I love the promise of text annotation--the idea that students will take purposeful notes on a text, drawing arrows and underlining important ideas, leaving tracks to mark their thinking.
Sometimes the reality does not live up to the promise. Instead of taking purposeful notes, kids start to just color in the o's.
Writing on a text is a powerful way to connect the unseen world of what goes on in the reader's head to the real world of the physical page. To my young readers, often the concrete world of the physical page completely overshadows the invisible mental work. How could I bring the two together? Even more importantly, how could I do this in a quick 10 minute lesson?

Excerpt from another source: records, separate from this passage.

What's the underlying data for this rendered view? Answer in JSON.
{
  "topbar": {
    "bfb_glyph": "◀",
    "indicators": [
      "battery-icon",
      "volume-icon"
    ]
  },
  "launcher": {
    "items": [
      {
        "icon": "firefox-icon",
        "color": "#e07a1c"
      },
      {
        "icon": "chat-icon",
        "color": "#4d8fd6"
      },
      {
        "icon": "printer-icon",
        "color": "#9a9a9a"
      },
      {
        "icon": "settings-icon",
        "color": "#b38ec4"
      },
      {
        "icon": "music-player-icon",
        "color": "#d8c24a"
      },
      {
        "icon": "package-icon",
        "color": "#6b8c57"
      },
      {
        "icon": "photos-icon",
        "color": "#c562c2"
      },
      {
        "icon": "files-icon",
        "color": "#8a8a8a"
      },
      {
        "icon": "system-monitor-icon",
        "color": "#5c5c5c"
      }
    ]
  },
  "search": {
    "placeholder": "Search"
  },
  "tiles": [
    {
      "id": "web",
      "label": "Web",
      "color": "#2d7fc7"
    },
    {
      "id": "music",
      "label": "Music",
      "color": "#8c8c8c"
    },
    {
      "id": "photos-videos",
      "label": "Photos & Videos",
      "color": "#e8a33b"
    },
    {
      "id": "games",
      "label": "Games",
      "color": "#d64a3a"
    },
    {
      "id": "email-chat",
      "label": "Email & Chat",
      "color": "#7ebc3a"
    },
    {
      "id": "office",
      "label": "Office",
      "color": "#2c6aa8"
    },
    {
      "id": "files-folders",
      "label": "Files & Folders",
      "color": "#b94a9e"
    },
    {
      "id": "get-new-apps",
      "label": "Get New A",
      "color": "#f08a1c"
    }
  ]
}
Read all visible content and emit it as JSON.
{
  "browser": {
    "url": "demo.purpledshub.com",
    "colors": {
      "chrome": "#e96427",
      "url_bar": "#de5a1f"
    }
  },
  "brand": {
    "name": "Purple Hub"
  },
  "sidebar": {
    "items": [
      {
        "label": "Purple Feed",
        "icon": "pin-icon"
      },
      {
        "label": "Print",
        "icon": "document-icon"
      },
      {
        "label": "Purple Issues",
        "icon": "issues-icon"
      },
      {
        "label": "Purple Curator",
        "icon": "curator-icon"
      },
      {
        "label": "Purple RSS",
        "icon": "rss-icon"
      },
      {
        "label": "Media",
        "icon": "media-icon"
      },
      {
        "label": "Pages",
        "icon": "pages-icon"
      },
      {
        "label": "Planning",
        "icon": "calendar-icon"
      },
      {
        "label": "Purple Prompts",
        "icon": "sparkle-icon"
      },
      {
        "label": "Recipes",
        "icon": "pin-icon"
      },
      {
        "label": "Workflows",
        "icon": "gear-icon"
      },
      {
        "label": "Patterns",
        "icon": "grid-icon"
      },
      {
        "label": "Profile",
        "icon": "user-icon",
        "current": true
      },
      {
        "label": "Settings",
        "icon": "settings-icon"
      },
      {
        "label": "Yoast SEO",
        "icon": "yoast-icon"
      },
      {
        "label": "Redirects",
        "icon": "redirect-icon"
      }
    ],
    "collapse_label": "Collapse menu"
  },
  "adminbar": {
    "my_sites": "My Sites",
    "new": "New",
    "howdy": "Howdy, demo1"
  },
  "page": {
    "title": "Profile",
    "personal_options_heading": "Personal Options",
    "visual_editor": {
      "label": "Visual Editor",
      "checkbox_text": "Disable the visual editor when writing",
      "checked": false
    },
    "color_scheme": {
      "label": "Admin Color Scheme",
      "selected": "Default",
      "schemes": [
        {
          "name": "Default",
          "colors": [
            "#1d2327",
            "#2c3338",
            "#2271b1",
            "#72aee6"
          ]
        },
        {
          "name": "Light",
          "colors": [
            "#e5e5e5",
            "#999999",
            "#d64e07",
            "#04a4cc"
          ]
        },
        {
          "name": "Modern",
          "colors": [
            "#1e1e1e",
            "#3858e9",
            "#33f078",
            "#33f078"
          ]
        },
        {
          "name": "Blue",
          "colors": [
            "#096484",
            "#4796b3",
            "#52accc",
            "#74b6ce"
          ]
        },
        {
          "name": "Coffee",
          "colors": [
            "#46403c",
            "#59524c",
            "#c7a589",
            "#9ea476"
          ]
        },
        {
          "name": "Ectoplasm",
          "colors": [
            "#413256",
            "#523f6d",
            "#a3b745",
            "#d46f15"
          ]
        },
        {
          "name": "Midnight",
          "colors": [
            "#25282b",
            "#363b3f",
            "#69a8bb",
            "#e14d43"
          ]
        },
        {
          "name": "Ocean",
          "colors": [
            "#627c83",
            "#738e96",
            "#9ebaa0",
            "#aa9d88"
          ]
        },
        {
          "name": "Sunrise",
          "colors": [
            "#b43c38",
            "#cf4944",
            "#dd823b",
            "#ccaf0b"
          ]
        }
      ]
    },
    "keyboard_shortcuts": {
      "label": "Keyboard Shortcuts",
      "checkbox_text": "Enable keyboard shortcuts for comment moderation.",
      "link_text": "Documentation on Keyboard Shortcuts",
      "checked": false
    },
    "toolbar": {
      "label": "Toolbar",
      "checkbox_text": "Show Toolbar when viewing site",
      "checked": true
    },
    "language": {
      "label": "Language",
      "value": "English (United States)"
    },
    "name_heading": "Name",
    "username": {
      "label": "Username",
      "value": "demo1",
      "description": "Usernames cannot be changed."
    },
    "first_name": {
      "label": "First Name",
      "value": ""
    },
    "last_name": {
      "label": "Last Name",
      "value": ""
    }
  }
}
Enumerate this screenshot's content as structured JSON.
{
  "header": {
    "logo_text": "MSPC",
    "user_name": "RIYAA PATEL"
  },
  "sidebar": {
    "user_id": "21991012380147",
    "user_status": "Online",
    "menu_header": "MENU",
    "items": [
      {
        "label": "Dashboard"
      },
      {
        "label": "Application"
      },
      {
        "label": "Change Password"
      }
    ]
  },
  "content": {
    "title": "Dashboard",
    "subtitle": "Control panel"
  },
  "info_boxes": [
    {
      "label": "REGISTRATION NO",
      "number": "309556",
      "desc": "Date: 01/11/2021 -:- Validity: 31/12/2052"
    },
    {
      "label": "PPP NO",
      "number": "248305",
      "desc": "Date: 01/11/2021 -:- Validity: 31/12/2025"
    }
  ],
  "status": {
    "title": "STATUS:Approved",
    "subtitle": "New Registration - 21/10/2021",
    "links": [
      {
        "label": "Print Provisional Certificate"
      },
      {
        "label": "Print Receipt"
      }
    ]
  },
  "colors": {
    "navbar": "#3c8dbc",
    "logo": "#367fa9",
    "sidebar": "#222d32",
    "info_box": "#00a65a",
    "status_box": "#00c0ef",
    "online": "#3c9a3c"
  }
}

I decided to harness the "What's My Rule?" idea from math class. "What's My Rule?" is an easy introduction to algebraic thinking--kids see an input and output, with sets of numbers, and have to figure out the rule.
How does this work for text annotation? I told readers, "I'm going to read the first few sentences of this story aloud. As I do this, I'm going to make some marks. Your job is to figure out why I am making these marks."
In the first two sentences, I underlined the characters' names. They quickly shared with their elbow partners--"They're characters!" So then I asked the next important question--"Why might it be important for me to notice these names? Why should I underline them?"
As we read on, I underlined setting details. This was interesting, as not every kid had the word "setting" automatically. But this is why partner work is so amazing. If a few kids know the right word to describe a situation, very quickly it will spread through the class as the partners share and collaborate. When I circled argument, not one students mentioned the word "conflict"--a clear sign that knowledge of this word was not present in the room and would need some focused teaching.
Modeling this way was very quick and allowed me to quickly judge what the students know and what they do not. And it was lots of fun! As I walked around to listen to the conversations, I took on the role of trying to figure out the "rule", or why students had circled or underlined certain places.
The text that I used for this lesson was a story called "Camping Together", which is available in my Visualizing unit. (This unit is in for a major overhaul--it was one of the first that I put together. That's what I love about putting items on TeachersPayTeachers, however--I can revise whenever I like and everyone can get the updated versions!)
Octopuses are awesome! I put together a series of texts about octopuses and cuttlefish. You can find them here.
This was an incredibly busy weekend at the 46th Keystone State Reading Association Conference. You can find the presentations from the speakers at the conference wiki, which is here. I'm still trying to process it all!
Any updates on sentence composing? If you have tried it, let me know! If not, I can still send you the materials if you are interested.